- Task details
Scan the data below and work out how many of its lines contain the word "JSON". Give only that number.

───── Data provided

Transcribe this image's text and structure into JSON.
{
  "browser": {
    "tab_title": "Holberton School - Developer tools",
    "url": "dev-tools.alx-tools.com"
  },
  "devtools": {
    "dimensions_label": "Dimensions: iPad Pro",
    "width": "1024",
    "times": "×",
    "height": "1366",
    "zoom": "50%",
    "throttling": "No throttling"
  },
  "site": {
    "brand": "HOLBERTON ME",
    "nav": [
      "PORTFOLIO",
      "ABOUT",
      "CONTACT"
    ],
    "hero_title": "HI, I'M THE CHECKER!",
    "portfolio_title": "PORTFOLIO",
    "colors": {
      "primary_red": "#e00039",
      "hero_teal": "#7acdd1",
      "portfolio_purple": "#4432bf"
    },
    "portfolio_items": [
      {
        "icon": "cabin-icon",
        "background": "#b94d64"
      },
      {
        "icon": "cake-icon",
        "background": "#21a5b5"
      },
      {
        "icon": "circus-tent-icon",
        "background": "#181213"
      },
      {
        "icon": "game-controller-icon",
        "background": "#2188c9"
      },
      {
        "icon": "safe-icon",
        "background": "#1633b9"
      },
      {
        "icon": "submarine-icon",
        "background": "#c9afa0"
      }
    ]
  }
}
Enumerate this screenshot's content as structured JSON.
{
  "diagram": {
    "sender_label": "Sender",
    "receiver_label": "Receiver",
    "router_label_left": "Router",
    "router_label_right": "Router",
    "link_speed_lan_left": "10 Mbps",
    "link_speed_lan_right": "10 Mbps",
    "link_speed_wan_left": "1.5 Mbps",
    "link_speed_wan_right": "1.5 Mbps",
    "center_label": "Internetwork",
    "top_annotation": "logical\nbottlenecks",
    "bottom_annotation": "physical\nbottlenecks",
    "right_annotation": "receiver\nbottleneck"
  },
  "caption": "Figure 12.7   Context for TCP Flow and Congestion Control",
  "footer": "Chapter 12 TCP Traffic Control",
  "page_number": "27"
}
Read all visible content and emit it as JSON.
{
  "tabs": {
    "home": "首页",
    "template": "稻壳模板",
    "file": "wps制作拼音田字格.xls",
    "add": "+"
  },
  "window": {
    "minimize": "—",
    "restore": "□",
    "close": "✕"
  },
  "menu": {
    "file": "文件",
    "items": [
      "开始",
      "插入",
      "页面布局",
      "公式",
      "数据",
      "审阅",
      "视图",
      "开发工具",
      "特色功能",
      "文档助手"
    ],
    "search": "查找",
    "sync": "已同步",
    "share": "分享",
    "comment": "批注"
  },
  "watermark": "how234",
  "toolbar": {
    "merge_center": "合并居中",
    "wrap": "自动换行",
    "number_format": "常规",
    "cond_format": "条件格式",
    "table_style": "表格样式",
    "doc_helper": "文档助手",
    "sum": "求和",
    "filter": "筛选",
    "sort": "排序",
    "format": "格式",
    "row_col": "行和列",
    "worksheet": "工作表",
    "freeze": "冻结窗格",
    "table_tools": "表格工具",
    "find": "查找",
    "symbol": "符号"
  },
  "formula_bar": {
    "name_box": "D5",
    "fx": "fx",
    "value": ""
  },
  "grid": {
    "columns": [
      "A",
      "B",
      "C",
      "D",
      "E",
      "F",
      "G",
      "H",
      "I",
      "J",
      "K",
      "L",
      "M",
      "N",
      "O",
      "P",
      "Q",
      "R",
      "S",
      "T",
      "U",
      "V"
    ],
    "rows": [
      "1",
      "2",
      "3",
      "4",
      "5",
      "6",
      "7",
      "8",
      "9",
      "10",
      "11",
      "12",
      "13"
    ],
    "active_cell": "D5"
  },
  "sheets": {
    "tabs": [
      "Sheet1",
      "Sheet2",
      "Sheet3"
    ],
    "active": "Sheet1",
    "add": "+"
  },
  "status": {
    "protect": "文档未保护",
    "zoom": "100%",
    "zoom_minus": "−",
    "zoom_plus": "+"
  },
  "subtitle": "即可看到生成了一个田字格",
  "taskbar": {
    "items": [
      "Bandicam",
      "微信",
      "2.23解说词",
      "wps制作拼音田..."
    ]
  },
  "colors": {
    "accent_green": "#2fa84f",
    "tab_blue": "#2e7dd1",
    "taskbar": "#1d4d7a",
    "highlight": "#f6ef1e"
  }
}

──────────

- Solution
3